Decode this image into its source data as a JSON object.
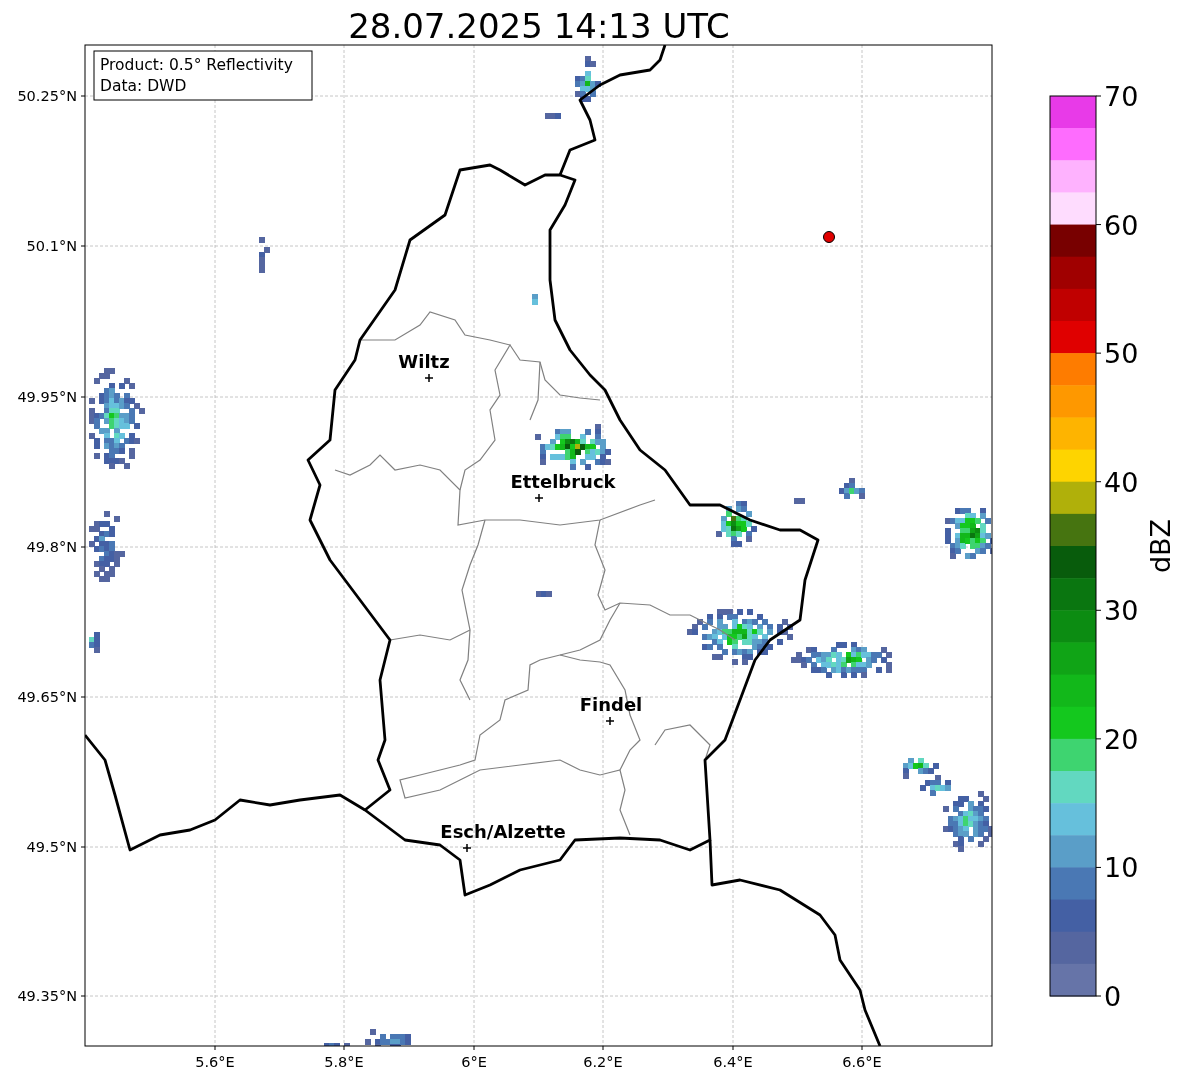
{
  "title": "28.07.2025 14:13 UTC",
  "info_box": [
    "Product: 0.5° Reflectivity",
    "Data: DWD"
  ],
  "y_ticks": [
    "50.25°N",
    "50.1°N",
    "49.95°N",
    "49.8°N",
    "49.65°N",
    "49.5°N",
    "49.35°N"
  ],
  "x_ticks": [
    "5.6°E",
    "5.8°E",
    "6°E",
    "6.2°E",
    "6.4°E",
    "6.6°E"
  ],
  "places": [
    {
      "name": "Wiltz"
    },
    {
      "name": "Ettelbruck"
    },
    {
      "name": "Findel"
    },
    {
      "name": "Esch/Alzette"
    }
  ],
  "colorbar": {
    "label": "dBZ",
    "ticks": [
      "70",
      "60",
      "50",
      "40",
      "30",
      "20",
      "10",
      "0"
    ],
    "bins": [
      {
        "color": "#e83ae8"
      },
      {
        "color": "#fe6cfe"
      },
      {
        "color": "#feb2fe"
      },
      {
        "color": "#fedcfe"
      },
      {
        "color": "#780000"
      },
      {
        "color": "#a00000"
      },
      {
        "color": "#c00000"
      },
      {
        "color": "#e00000"
      },
      {
        "color": "#fe7c00"
      },
      {
        "color": "#fe9800"
      },
      {
        "color": "#feb400"
      },
      {
        "color": "#fed400"
      },
      {
        "color": "#b0b00a"
      },
      {
        "color": "#467410"
      },
      {
        "color": "#085c0c"
      },
      {
        "color": "#0a7610"
      },
      {
        "color": "#0c8c12"
      },
      {
        "color": "#10a416"
      },
      {
        "color": "#12b81a"
      },
      {
        "color": "#14c81e"
      },
      {
        "color": "#3ed470"
      },
      {
        "color": "#62d8c0"
      },
      {
        "color": "#66c0dc"
      },
      {
        "color": "#5a9ec8"
      },
      {
        "color": "#4a78b4"
      },
      {
        "color": "#4460a4"
      },
      {
        "color": "#5566a0"
      },
      {
        "color": "#6674a8"
      }
    ]
  }
}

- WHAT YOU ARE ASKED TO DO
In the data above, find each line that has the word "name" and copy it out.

- WRITTEN RESPONSE
      "name": "Wiltz"
      "name": "Ettelbruck"
      "name": "Findel"
      "name": "Esch/Alzette"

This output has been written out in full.